(PROBLEM REQUIREMENTS): Only the text of the entries below should be returned, exactly as given, without pictures.

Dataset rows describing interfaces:
※
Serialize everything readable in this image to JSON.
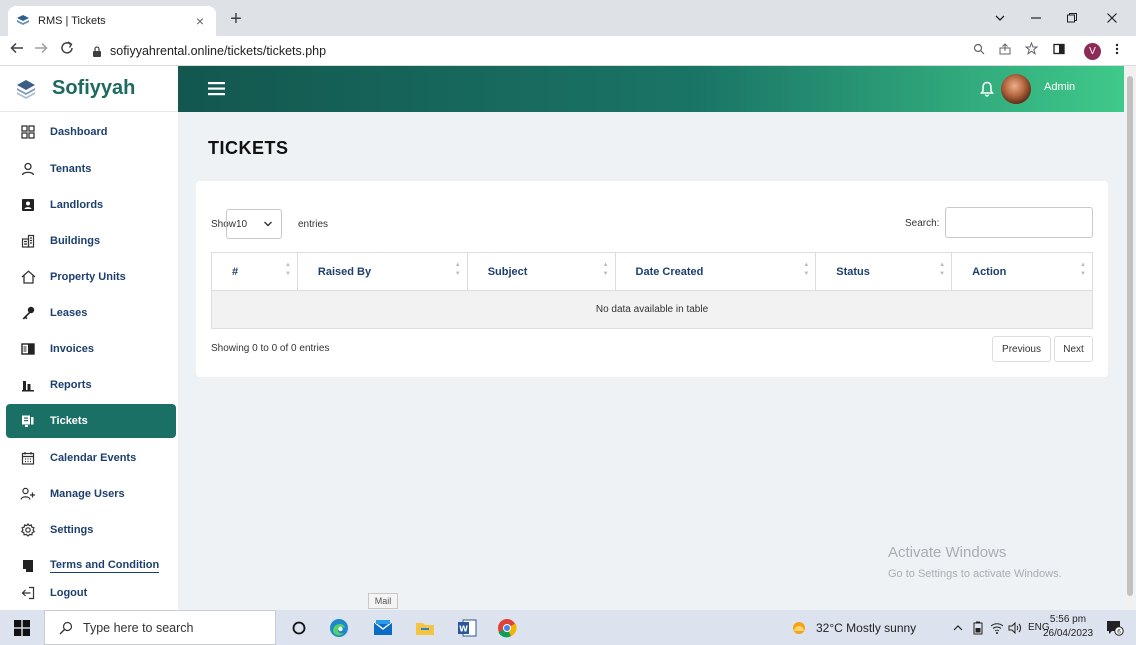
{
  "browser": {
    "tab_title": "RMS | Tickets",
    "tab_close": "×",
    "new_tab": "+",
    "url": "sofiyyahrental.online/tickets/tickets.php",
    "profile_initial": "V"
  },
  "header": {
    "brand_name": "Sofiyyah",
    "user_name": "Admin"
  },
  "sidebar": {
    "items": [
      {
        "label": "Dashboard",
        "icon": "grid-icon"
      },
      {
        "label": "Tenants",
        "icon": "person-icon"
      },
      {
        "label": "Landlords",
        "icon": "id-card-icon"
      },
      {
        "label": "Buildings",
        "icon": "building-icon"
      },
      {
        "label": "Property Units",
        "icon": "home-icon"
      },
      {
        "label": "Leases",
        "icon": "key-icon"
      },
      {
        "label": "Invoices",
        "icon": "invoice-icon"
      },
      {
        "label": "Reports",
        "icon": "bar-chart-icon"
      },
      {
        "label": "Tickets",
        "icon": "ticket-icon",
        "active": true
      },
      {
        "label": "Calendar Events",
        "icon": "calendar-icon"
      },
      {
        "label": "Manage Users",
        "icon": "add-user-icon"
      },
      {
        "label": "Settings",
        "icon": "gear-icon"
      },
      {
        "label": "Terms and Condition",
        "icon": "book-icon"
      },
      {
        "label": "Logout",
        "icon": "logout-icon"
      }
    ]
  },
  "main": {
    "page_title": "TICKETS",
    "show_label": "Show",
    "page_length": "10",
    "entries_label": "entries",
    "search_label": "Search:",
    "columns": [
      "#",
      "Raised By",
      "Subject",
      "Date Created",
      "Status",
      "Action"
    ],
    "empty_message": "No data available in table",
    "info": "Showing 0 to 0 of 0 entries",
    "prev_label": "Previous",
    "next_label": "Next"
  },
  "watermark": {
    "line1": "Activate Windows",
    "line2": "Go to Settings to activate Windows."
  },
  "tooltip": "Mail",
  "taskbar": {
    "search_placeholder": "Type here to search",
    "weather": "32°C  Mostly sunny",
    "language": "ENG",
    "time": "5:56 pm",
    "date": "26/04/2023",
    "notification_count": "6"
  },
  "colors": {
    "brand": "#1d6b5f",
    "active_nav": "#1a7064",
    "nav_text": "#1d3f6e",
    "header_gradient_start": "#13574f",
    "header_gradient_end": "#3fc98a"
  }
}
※
(RESPONSE BELOW):
Serialize everything readable in this image to JSON.
{
  "browser": {
    "tab_title": "RMS | Tickets",
    "tab_close": "×",
    "new_tab": "+",
    "url": "sofiyyahrental.online/tickets/tickets.php",
    "profile_initial": "V"
  },
  "header": {
    "brand_name": "Sofiyyah",
    "user_name": "Admin"
  },
  "sidebar": {
    "items": [
      {
        "label": "Dashboard",
        "icon": "grid-icon"
      },
      {
        "label": "Tenants",
        "icon": "person-icon"
      },
      {
        "label": "Landlords",
        "icon": "id-card-icon"
      },
      {
        "label": "Buildings",
        "icon": "building-icon"
      },
      {
        "label": "Property Units",
        "icon": "home-icon"
      },
      {
        "label": "Leases",
        "icon": "key-icon"
      },
      {
        "label": "Invoices",
        "icon": "invoice-icon"
      },
      {
        "label": "Reports",
        "icon": "bar-chart-icon"
      },
      {
        "label": "Tickets",
        "icon": "ticket-icon",
        "active": true
      },
      {
        "label": "Calendar Events",
        "icon": "calendar-icon"
      },
      {
        "label": "Manage Users",
        "icon": "add-user-icon"
      },
      {
        "label": "Settings",
        "icon": "gear-icon"
      },
      {
        "label": "Terms and Condition",
        "icon": "book-icon"
      },
      {
        "label": "Logout",
        "icon": "logout-icon"
      }
    ]
  },
  "main": {
    "page_title": "TICKETS",
    "show_label": "Show",
    "page_length": "10",
    "entries_label": "entries",
    "search_label": "Search:",
    "columns": [
      "#",
      "Raised By",
      "Subject",
      "Date Created",
      "Status",
      "Action"
    ],
    "empty_message": "No data available in table",
    "info": "Showing 0 to 0 of 0 entries",
    "prev_label": "Previous",
    "next_label": "Next"
  },
  "watermark": {
    "line1": "Activate Windows",
    "line2": "Go to Settings to activate Windows."
  },
  "tooltip": "Mail",
  "taskbar": {
    "search_placeholder": "Type here to search",
    "weather": "32°C  Mostly sunny",
    "language": "ENG",
    "time": "5:56 pm",
    "date": "26/04/2023",
    "notification_count": "6"
  },
  "colors": {
    "brand": "#1d6b5f",
    "active_nav": "#1a7064",
    "nav_text": "#1d3f6e",
    "header_gradient_start": "#13574f",
    "header_gradient_end": "#3fc98a"
  }
}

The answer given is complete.